(Provided information)

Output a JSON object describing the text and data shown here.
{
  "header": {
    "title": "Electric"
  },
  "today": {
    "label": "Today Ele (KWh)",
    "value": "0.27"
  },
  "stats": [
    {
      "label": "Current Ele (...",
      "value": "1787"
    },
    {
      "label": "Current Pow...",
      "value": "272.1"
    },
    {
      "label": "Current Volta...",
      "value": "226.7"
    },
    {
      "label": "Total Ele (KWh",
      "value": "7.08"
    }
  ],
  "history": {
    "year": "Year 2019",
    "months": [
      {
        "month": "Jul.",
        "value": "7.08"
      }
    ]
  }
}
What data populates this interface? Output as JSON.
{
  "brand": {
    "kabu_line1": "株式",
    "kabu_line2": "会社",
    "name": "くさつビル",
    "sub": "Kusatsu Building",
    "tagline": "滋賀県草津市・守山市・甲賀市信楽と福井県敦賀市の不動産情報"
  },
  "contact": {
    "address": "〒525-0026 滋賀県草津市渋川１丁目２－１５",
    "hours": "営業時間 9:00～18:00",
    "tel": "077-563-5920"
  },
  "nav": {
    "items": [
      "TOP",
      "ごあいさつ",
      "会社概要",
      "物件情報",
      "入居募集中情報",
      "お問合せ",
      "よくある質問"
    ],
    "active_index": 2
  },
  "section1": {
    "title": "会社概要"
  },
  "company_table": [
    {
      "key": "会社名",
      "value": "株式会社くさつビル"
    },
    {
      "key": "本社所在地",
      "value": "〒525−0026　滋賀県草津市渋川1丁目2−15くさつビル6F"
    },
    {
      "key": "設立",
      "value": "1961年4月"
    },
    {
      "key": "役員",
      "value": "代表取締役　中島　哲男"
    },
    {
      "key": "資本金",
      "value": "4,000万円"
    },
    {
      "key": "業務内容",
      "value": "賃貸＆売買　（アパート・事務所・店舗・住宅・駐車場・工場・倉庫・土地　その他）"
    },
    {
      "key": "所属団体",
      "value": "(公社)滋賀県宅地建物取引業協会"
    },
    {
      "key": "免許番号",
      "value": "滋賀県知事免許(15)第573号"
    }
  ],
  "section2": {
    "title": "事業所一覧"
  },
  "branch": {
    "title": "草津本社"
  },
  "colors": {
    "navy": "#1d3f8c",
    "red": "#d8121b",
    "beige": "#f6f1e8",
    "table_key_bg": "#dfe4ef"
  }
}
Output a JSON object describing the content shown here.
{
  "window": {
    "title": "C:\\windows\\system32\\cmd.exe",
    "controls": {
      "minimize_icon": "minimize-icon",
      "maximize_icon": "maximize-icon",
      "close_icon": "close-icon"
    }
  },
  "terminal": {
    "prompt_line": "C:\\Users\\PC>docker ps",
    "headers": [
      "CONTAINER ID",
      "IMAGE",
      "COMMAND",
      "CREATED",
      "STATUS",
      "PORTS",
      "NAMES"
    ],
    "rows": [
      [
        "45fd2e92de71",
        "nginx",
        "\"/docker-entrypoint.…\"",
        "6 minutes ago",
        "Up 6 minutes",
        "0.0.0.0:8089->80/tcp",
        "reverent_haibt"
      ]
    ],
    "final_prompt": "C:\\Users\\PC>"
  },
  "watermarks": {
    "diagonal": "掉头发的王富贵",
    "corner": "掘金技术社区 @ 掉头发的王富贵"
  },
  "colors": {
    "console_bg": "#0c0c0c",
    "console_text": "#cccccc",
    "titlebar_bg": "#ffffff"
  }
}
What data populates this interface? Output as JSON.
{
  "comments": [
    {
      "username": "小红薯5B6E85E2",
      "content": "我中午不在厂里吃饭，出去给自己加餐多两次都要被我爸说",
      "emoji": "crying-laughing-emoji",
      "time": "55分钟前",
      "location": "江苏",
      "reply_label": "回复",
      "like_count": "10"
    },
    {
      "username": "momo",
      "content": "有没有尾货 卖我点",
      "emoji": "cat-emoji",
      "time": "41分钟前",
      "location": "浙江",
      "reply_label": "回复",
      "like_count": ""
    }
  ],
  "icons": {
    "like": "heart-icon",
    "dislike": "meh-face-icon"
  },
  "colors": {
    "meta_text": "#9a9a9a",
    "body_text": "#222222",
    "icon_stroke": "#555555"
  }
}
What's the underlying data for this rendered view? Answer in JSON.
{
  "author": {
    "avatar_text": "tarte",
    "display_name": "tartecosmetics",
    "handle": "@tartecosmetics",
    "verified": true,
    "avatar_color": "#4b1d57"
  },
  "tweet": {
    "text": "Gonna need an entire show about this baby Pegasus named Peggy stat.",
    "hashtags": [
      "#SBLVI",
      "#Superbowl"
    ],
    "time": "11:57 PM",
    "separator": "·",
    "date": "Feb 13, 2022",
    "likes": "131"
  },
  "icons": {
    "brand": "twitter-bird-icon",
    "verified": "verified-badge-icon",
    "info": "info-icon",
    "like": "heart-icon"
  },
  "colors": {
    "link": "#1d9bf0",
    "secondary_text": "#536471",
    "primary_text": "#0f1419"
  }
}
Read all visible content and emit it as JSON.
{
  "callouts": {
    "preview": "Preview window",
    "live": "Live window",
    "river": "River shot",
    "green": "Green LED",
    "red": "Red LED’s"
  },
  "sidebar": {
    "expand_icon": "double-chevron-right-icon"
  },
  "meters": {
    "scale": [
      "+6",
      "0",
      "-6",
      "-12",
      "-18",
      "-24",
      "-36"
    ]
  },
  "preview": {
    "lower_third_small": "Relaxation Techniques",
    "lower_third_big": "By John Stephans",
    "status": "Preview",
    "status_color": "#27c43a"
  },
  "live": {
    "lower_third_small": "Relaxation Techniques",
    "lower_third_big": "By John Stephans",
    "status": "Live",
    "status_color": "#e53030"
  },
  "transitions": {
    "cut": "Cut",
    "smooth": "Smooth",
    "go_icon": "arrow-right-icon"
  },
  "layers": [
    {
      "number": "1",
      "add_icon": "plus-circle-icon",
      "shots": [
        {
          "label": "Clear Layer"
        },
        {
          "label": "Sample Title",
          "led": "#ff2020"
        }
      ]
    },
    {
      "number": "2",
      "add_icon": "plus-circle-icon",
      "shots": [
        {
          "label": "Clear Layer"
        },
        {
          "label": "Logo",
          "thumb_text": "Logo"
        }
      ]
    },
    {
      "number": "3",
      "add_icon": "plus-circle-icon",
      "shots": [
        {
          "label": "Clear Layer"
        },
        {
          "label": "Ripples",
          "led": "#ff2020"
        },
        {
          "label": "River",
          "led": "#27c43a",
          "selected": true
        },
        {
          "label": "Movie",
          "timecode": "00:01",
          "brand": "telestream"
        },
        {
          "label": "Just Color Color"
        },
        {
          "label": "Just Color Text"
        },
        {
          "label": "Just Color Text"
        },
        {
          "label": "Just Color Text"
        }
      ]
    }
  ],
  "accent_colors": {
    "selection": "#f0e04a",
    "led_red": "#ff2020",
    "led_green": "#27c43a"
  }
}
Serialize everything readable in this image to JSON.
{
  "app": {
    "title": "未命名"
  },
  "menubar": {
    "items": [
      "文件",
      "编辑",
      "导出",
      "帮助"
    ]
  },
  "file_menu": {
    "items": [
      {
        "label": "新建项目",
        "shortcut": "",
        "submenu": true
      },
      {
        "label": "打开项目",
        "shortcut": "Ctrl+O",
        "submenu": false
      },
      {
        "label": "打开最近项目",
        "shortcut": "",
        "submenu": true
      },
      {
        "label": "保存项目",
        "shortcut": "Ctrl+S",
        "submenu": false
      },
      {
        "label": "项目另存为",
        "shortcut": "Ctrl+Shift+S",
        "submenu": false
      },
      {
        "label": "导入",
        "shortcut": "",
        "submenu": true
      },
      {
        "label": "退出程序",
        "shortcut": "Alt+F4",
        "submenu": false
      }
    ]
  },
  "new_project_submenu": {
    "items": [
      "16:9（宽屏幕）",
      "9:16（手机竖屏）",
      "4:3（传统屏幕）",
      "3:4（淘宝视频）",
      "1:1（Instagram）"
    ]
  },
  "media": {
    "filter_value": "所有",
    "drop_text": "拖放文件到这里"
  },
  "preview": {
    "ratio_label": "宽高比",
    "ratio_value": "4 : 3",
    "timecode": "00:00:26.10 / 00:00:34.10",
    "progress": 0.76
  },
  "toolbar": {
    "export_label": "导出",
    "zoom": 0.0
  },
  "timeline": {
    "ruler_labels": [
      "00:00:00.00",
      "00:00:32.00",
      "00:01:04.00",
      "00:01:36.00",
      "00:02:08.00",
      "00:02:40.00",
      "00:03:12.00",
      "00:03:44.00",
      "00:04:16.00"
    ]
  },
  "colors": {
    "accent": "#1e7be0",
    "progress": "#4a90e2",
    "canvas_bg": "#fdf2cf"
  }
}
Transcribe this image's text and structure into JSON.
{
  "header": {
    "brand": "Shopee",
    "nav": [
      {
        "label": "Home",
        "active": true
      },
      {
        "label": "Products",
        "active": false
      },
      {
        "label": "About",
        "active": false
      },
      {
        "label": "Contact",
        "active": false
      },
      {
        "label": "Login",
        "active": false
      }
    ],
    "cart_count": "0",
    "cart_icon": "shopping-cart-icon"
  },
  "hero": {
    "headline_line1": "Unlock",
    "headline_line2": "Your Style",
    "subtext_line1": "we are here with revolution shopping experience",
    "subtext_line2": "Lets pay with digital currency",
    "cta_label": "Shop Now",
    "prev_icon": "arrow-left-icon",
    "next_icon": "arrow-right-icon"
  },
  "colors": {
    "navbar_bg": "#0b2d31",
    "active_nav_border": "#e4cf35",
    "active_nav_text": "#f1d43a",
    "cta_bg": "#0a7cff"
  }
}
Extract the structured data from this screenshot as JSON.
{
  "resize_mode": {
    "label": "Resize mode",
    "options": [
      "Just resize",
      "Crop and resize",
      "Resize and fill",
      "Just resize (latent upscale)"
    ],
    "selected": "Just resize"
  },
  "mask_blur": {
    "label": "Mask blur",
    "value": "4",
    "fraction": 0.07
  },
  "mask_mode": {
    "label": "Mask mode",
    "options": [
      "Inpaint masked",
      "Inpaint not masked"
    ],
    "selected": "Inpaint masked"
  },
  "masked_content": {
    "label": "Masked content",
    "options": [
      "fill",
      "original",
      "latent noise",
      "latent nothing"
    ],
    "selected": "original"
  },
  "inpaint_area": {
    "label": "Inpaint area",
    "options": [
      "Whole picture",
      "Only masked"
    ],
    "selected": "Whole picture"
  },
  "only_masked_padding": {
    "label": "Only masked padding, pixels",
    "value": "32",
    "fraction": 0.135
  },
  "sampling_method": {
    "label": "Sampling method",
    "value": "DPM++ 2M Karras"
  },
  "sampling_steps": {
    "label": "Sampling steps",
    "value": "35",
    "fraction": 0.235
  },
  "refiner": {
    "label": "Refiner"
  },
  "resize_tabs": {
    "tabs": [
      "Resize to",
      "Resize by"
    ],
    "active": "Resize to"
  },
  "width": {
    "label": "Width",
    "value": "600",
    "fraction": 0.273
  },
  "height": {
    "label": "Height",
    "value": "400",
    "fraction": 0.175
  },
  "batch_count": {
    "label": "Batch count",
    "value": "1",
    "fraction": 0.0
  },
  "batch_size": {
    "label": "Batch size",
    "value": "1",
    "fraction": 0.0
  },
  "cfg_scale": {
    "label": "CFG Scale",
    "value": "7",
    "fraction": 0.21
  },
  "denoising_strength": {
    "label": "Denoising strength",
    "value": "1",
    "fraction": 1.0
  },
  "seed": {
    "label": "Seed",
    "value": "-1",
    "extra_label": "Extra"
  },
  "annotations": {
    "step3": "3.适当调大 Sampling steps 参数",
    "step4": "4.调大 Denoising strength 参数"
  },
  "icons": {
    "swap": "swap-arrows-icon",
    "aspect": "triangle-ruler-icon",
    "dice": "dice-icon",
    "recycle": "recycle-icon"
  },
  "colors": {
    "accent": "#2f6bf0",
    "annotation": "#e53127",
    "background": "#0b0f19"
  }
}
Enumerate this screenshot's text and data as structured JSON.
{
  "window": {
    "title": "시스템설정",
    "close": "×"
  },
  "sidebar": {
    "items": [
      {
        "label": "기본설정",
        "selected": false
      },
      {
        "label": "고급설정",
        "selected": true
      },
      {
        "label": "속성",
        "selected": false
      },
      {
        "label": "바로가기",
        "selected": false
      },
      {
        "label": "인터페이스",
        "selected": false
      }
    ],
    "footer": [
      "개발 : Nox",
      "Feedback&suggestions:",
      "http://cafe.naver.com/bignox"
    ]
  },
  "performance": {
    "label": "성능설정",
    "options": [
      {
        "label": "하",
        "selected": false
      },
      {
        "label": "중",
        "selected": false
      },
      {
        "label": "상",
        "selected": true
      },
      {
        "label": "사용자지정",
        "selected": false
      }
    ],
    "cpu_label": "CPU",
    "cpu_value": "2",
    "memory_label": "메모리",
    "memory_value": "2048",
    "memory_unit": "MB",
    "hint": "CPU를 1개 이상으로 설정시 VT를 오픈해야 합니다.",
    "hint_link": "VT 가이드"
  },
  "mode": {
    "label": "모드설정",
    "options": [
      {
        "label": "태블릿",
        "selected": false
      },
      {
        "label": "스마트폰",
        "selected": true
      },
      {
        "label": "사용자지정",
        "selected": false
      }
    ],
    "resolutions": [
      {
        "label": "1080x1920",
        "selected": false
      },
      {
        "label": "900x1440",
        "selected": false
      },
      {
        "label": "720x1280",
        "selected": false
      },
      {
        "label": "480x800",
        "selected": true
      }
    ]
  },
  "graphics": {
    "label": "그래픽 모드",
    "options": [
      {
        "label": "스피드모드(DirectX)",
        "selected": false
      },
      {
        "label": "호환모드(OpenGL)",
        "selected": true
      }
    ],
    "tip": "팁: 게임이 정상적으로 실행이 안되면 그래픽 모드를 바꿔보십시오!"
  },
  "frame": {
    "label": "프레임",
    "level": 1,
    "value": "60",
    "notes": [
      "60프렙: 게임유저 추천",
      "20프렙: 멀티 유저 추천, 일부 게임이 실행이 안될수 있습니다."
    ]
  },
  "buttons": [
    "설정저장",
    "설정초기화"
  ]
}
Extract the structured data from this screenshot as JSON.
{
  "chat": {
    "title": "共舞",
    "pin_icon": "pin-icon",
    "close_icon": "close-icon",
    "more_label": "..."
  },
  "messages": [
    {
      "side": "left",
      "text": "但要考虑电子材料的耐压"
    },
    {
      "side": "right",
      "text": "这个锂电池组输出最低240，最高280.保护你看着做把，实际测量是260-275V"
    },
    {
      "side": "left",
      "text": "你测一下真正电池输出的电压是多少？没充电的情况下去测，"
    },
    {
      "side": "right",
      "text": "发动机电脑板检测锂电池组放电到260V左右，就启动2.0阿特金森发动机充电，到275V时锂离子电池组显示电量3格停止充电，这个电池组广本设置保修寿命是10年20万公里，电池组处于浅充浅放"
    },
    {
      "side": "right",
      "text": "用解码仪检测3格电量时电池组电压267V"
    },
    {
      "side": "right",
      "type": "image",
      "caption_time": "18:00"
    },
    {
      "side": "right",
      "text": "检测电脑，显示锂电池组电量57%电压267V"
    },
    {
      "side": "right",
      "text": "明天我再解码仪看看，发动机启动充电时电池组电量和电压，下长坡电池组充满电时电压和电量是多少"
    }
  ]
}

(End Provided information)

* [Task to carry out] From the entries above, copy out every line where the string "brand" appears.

* [Output]
  "brand": {
    "brand": "twitter-bird-icon",
          "brand": "telestream"
    "brand": "Shopee",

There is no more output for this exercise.